### Given data
■ ■ ■ ■ ■ ■ ■

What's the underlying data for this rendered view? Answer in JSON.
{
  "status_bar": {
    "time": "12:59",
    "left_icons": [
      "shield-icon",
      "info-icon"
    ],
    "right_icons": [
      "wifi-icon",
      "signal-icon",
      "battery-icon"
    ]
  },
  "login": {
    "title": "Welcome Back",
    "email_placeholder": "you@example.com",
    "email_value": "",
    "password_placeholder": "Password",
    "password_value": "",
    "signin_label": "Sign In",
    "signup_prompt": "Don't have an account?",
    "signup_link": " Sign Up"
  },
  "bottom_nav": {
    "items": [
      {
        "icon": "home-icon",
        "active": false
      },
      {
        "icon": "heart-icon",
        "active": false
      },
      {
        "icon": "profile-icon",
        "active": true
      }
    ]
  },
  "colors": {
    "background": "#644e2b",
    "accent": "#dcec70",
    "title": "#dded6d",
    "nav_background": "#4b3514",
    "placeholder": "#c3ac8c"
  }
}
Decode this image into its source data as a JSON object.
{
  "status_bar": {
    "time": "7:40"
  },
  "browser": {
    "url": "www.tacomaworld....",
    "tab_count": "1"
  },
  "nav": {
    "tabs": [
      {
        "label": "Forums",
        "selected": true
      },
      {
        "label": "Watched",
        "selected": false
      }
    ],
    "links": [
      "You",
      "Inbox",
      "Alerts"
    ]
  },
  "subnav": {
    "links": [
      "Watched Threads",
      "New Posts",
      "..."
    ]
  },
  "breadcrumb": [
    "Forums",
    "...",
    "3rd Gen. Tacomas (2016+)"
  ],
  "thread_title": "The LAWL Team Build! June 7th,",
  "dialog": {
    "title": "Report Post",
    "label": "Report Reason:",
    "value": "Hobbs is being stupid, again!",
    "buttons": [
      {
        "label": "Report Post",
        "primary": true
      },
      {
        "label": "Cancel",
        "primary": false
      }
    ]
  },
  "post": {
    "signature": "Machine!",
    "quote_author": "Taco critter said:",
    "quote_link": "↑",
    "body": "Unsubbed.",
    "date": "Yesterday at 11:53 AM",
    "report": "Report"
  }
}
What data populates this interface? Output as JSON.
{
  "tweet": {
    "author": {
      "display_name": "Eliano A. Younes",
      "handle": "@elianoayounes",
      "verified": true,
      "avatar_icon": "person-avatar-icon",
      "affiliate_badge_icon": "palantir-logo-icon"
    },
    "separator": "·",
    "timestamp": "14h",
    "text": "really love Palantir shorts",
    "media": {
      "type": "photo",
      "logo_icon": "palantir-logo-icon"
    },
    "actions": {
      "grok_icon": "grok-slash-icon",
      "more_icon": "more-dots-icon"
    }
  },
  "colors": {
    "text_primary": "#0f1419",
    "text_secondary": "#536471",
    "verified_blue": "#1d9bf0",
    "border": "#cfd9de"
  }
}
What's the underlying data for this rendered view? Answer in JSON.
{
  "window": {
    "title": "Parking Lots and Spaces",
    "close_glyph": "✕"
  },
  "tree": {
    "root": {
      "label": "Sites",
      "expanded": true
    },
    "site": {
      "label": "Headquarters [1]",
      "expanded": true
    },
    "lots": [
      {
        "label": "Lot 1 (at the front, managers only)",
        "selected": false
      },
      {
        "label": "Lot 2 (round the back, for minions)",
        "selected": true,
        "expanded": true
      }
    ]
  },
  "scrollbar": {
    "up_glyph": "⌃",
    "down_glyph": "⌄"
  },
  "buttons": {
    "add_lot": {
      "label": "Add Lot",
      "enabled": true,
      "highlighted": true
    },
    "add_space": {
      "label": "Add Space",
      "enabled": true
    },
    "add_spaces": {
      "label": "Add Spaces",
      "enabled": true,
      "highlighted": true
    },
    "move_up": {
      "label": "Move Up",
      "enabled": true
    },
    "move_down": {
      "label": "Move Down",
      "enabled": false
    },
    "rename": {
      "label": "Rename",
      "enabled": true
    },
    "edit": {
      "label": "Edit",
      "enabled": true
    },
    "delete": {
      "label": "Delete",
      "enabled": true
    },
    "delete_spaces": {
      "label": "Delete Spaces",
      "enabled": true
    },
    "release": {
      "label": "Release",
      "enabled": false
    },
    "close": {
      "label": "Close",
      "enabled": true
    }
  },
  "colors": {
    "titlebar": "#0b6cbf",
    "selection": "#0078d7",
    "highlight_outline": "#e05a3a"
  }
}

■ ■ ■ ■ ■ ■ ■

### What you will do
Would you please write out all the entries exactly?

### Task solution
What's the underlying data for this rendered view? Answer in JSON.
{
  "status_bar": {
    "time": "12:59",
    "left_icons": [
      "shield-icon",
      "info-icon"
    ],
    "right_icons": [
      "wifi-icon",
      "signal-icon",
      "battery-icon"
    ]
  },
  "login": {
    "title": "Welcome Back",
    "email_placeholder": "you@example.com",
    "email_value": "",
    "password_placeholder": "Password",
    "password_value": "",
    "signin_label": "Sign In",
    "signup_prompt": "Don't have an account?",
    "signup_link": " Sign Up"
  },
  "bottom_nav": {
    "items": [
      {
        "icon": "home-icon",
        "active": false
      },
      {
        "icon": "heart-icon",
        "active": false
      },
      {
        "icon": "profile-icon",
        "active": true
      }
    ]
  },
  "colors": {
    "background": "#644e2b",
    "accent": "#dcec70",
    "title": "#dded6d",
    "nav_background": "#4b3514",
    "placeholder": "#c3ac8c"
  }
}
Decode this image into its source data as a JSON object.
{
  "status_bar": {
    "time": "7:40"
  },
  "browser": {
    "url": "www.tacomaworld....",
    "tab_count": "1"
  },
  "nav": {
    "tabs": [
      {
        "label": "Forums",
        "selected": true
      },
      {
        "label": "Watched",
        "selected": false
      }
    ],
    "links": [
      "You",
      "Inbox",
      "Alerts"
    ]
  },
  "subnav": {
    "links": [
      "Watched Threads",
      "New Posts",
      "..."
    ]
  },
  "breadcrumb": [
    "Forums",
    "...",
    "3rd Gen. Tacomas (2016+)"
  ],
  "thread_title": "The LAWL Team Build! June 7th,",
  "dialog": {
    "title": "Report Post",
    "label": "Report Reason:",
    "value": "Hobbs is being stupid, again!",
    "buttons": [
      {
        "label": "Report Post",
        "primary": true
      },
      {
        "label": "Cancel",
        "primary": false
      }
    ]
  },
  "post": {
    "signature": "Machine!",
    "quote_author": "Taco critter said:",
    "quote_link": "↑",
    "body": "Unsubbed.",
    "date": "Yesterday at 11:53 AM",
    "report": "Report"
  }
}
What data populates this interface? Output as JSON.
{
  "tweet": {
    "author": {
      "display_name": "Eliano A. Younes",
      "handle": "@elianoayounes",
      "verified": true,
      "avatar_icon": "person-avatar-icon",
      "affiliate_badge_icon": "palantir-logo-icon"
    },
    "separator": "·",
    "timestamp": "14h",
    "text": "really love Palantir shorts",
    "media": {
      "type": "photo",
      "logo_icon": "palantir-logo-icon"
    },
    "actions": {
      "grok_icon": "grok-slash-icon",
      "more_icon": "more-dots-icon"
    }
  },
  "colors": {
    "text_primary": "#0f1419",
    "text_secondary": "#536471",
    "verified_blue": "#1d9bf0",
    "border": "#cfd9de"
  }
}
What's the underlying data for this rendered view? Answer in JSON.
{
  "window": {
    "title": "Parking Lots and Spaces",
    "close_glyph": "✕"
  },
  "tree": {
    "root": {
      "label": "Sites",
      "expanded": true
    },
    "site": {
      "label": "Headquarters [1]",
      "expanded": true
    },
    "lots": [
      {
        "label": "Lot 1 (at the front, managers only)",
        "selected": false
      },
      {
        "label": "Lot 2 (round the back, for minions)",
        "selected": true,
        "expanded": true
      }
    ]
  },
  "scrollbar": {
    "up_glyph": "⌃",
    "down_glyph": "⌄"
  },
  "buttons": {
    "add_lot": {
      "label": "Add Lot",
      "enabled": true,
      "highlighted": true
    },
    "add_space": {
      "label": "Add Space",
      "enabled": true
    },
    "add_spaces": {
      "label": "Add Spaces",
      "enabled": true,
      "highlighted": true
    },
    "move_up": {
      "label": "Move Up",
      "enabled": true
    },
    "move_down": {
      "label": "Move Down",
      "enabled": false
    },
    "rename": {
      "label": "Rename",
      "enabled": true
    },
    "edit": {
      "label": "Edit",
      "enabled": true
    },
    "delete": {
      "label": "Delete",
      "enabled": true
    },
    "delete_spaces": {
      "label": "Delete Spaces",
      "enabled": true
    },
    "release": {
      "label": "Release",
      "enabled": false
    },
    "close": {
      "label": "Close",
      "enabled": true
    }
  },
  "colors": {
    "titlebar": "#0b6cbf",
    "selection": "#0078d7",
    "highlight_outline": "#e05a3a"
  }
}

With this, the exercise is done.